Beliavsky said...

Thanks for your post. Typo in your label -- "Mankiw" not "Makiw".

Mark Bahner said...

"To begin with, if the net externality is positive, any carbon tax will be too high."

Indeed. Consider that most people would probably agree that the world climate during the Little Ice Age was worse than at present. So most people would probably agree that the ~1 degree Celsius that the world has warmed since the 1880s is probably a good thing.

Now, what are the odds that somehow we have warmed exactly the best possible amount, and that all warming from here onwards has a net negative effect?

macsnafu said...

I like the invocation of Public Choice in the argument against the carbon tax, and David said some other good things, too, but I think he merely hinted at an argument that could have been stronger.

Even without Public Choice, I question whether a "benevolent dictator" could impose a beneficial tax. David merely hints at the real problem when he says "they would not be based on a realistic estimate of the marginal costs;"

A fuller argument would say that governmental policies such as a carbon tax are not merely motivated by political reasons, but that they lack the proper economic incentives and feedback to guide the policy makers into fine-tuning such a tax to do as much good as possible.

It is precisely because they are coercive policies, not voluntary, that they lack the proper economic incentives and feedback.

A clearer example would be the difference between licensing and certification. Since a license is a mandatory requirement by government, there is no reason to believe that the licensing requirements would be proper and appropriate for the circumstances involved. More likely, they will be too difficult (and not necessarily just because of a desire to restrict entry), or too easy, and thus of little value.

Worse, because licensing is a political creation, making changes to it, either to fine-tune it or to adapt it to changing conditions and cicumstances, is also a political matter, and difficult to do.

Certification, on the other hand, involves persuading people to voluntary seek out and pay for certification, because said certification offers them some perceived value or benefit.

Making certification too easy dilutes the value of certification; making it too difficult limits the certifier's clients--there are economic incentives and feedback to make certification as useful and beneficial as possible, moreso because it is voluntary, and there could be competing certification agencies.

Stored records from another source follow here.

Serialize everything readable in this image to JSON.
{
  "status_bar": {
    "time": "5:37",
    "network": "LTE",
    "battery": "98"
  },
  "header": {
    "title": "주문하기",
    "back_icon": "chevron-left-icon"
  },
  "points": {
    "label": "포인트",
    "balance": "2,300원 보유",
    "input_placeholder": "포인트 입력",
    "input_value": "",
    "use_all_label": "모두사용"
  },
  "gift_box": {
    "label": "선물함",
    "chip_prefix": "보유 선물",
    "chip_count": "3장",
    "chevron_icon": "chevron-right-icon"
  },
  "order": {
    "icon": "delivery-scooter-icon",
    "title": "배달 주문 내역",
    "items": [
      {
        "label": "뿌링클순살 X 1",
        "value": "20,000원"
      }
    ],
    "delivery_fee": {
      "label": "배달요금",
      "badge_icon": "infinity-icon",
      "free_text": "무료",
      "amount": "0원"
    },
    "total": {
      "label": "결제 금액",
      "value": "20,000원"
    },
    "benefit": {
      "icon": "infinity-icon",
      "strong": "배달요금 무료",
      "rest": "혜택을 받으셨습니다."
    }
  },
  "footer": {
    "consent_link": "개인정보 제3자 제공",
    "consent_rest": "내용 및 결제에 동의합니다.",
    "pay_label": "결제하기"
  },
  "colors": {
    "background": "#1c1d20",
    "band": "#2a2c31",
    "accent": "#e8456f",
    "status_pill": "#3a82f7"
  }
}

Admittedly, while this points out the flaw of the carbon tax, or any "social engineering" tax, I must admit I'm not quite sure exactly what the voluntary alternative to the carbon tax is. Maybe someone could help me out on that point.

I don't think this is a moral argument. While I certainly hold the libertarian view that the initiation of force is immoral, saying that coercion short-circuits the economic incentives of the market is a statement of fact, not morality.